Records from a data source>
☆ ☆ ☆ ☆ ☆

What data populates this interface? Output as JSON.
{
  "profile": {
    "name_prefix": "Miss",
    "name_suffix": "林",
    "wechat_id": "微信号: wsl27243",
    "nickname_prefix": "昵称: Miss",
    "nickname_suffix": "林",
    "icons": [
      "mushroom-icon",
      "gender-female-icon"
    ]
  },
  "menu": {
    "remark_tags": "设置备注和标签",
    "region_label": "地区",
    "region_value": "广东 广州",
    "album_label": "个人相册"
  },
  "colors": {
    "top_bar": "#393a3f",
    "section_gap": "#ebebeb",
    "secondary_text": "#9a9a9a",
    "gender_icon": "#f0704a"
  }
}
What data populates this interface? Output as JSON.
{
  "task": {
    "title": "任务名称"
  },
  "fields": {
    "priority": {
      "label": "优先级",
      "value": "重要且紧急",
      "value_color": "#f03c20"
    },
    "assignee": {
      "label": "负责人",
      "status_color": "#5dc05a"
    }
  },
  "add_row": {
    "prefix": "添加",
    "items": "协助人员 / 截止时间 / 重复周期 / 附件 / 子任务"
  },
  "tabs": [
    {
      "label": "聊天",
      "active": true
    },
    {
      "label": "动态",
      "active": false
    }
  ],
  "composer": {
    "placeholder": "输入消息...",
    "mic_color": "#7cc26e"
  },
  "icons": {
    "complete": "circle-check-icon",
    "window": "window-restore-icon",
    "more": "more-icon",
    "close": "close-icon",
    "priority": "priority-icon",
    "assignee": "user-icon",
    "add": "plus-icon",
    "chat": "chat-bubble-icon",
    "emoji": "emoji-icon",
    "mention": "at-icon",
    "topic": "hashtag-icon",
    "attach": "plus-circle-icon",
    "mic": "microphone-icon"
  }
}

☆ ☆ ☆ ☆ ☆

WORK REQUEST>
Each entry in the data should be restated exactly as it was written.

FINISHED TASK>
What data populates this interface? Output as JSON.
{
  "profile": {
    "name_prefix": "Miss",
    "name_suffix": "林",
    "wechat_id": "微信号: wsl27243",
    "nickname_prefix": "昵称: Miss",
    "nickname_suffix": "林",
    "icons": [
      "mushroom-icon",
      "gender-female-icon"
    ]
  },
  "menu": {
    "remark_tags": "设置备注和标签",
    "region_label": "地区",
    "region_value": "广东 广州",
    "album_label": "个人相册"
  },
  "colors": {
    "top_bar": "#393a3f",
    "section_gap": "#ebebeb",
    "secondary_text": "#9a9a9a",
    "gender_icon": "#f0704a"
  }
}
What data populates this interface? Output as JSON.
{
  "task": {
    "title": "任务名称"
  },
  "fields": {
    "priority": {
      "label": "优先级",
      "value": "重要且紧急",
      "value_color": "#f03c20"
    },
    "assignee": {
      "label": "负责人",
      "status_color": "#5dc05a"
    }
  },
  "add_row": {
    "prefix": "添加",
    "items": "协助人员 / 截止时间 / 重复周期 / 附件 / 子任务"
  },
  "tabs": [
    {
      "label": "聊天",
      "active": true
    },
    {
      "label": "动态",
      "active": false
    }
  ],
  "composer": {
    "placeholder": "输入消息...",
    "mic_color": "#7cc26e"
  },
  "icons": {
    "complete": "circle-check-icon",
    "window": "window-restore-icon",
    "more": "more-icon",
    "close": "close-icon",
    "priority": "priority-icon",
    "assignee": "user-icon",
    "add": "plus-icon",
    "chat": "chat-bubble-icon",
    "emoji": "emoji-icon",
    "mention": "at-icon",
    "topic": "hashtag-icon",
    "attach": "plus-circle-icon",
    "mic": "microphone-icon"
  }
}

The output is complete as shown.